July 9, 2010Rosa, Beth and Theresa discuss ideas
I thank one of yesterday’s commenters for asking about the “Santa Elena Sustainable Economic Development Project”.
Two years ago, during one of my frequent “lost in Merida” experiences, I found myself “somewhere” on the periphery of the city. The settlement had no electricity and the road I started out on had narrowed to a pot-holed path. I saw people living in a flimsy collection of tar paper shacks; dust and garbage lay everywhere… it was not like any other place I’d seen in “la ciudad blanca.” When I finally got back home and told Jorge about the upsetting conditions I’d seen, he said, “The people are squatters – they have probably been forced to migrate to the city because there’s no work in their villages.”
A few weeks later I visited Santa Elena (located half way between Uxmal and Kabah) for the first time in years. I could remember the town from my early weeks in Yucatan back in the 70s. I had attended a wonderful fiesta there and it looked as though the place had changed little. The residents mostly live in multi-generational family compounds with lots of space for growing gardens (and children!)
But I could see little industrious activity. I wondered if the lack of employment in the town would soon drive some of these people into that awful slum on the outskirts of Merida. How they would miss their sweeping acacias and bright red flamboyanes! They’d not be able to have chickens or breathe clean country air. It dawned on me that if people in the pueblos lose their way of life, we’ll all lose something special. Belonging to the land is at the heart of this culture. I tried to think of something that could be done to help them.
My friend Valerie Pickles who lives in Santa Elena has a restaurant called “The Pickled Onion.” She spread the word and quite a crowd gathered to speak with me about future work opportunities. When I suggested that the residents could build themselves a sustainable livelihood they asked, “What are we going to do?” “How much will you pay us?” When I explained this would be up to them… that they would design and work their own project, most got up and left.
But Abel and his large extended family stayed. They looked responsive and we took it from there… Eventually he developed the idea of leading interpretive tours. His wife Rosa and a group of women decided they’d make handcrafts.
And this is where Beth Knepp and Theresa Gray got into more than they bargained for. They could see the ladies needed practical ideas. They agreed to go with me to see how they could help. Once they’d met these creative country women, they were committed. A group of our college’s students also volunteered to assist Abel and his colleagues to map and develop the tour route. Called “Walk The Mayan Way” this 3 hour walk takes visitors along an old Maya road (a sacbé) to an unexcavated archaeological site; they visit an herbalist and then go to see the family compound. Participants come away with a feel for what life is like in a contemporary Mayan village.
Valerie, Nancy Walters and other friends all help where they can. Many have made generous donations so that start-up materials could be purchased. Several others like Lenny Martin organized groups to visit Santa Elena… and two years have passed! The villagers are more confident, their work improves consistently and some earlier skeptics now want to join in. They are welcomed.

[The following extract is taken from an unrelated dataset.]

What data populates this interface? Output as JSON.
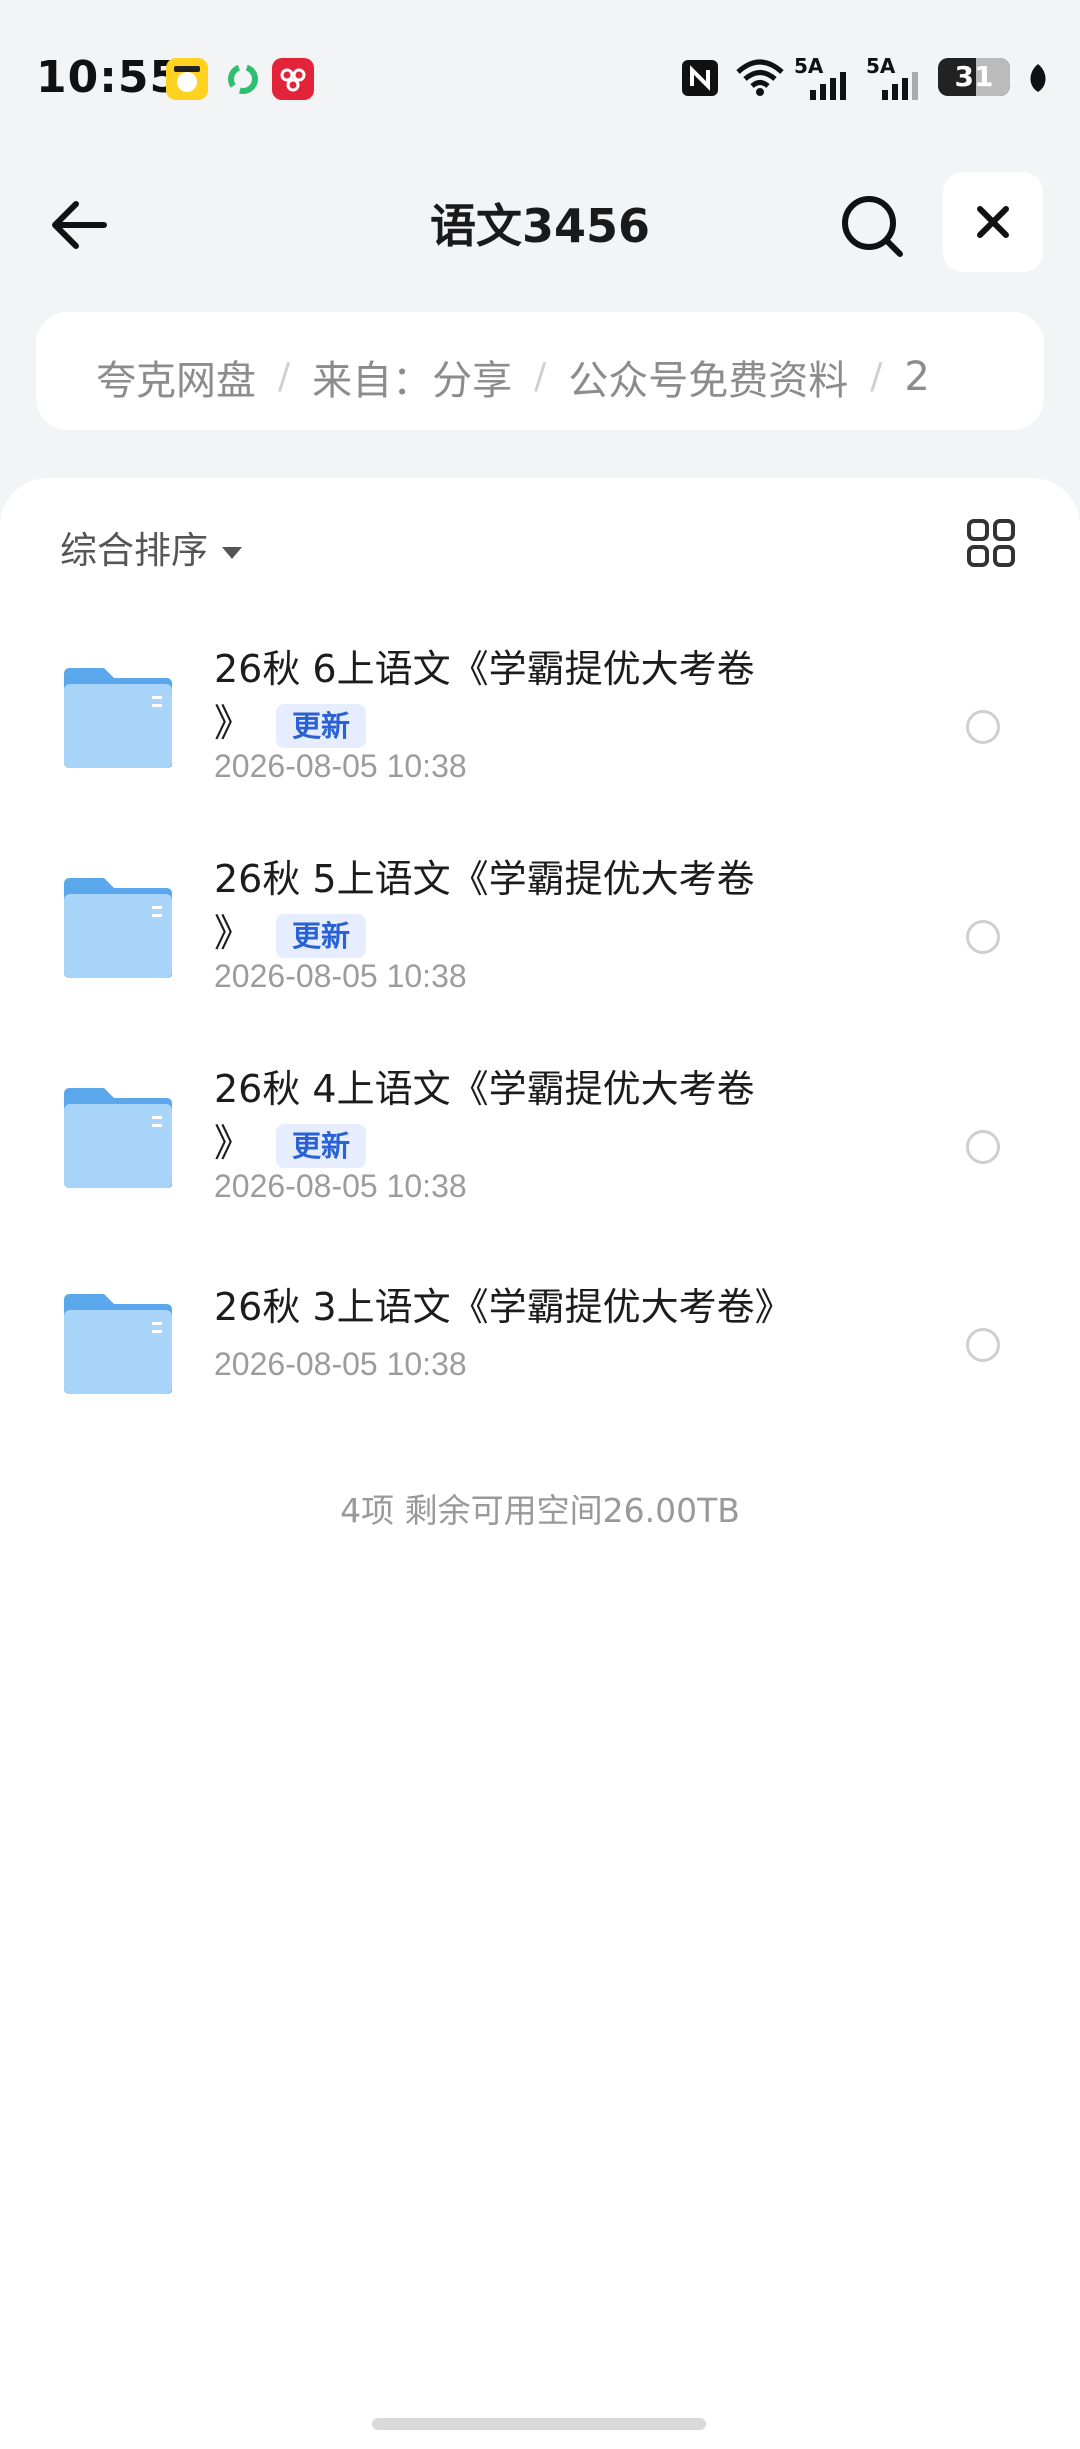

Now with a new and dynamic mayor in Santa Elena, increasingly ambitious plans are being made. More of the residents are getting involved in this and other projects. There is the hope in the community. A new mindset is starting to form – the Santa Elena group are now entrepreneurs. This is very important. They are not yet earning much but they see potential.
The new mayor is Wilbert Che Leo (the person pointing)
You may wonder how you can help? These are the items on the wish list…
– Books in Spanish or English about Yucatan’s flora and fauna, Archaeology History, Geography. Maps of the region. Pictures of Yucatan’s Puuc region
– 2 Long folding work tables with 8 folding chairs
– Plastic bags for storing finished products
– Sewing notions of all kinds and scissors
– Any fabric, wool or yarn
– New or used sewing machine
– Telcel phone cards
– A website designer
– A company that will print the labels to be affixed to the handcrafted items
If you’d like to get involved in the Santa Elena project, take a tour with Abel or buy some spectacular handcrafts, please leave a comment and I’ll get back to you.
*Photos by Beth and Joanna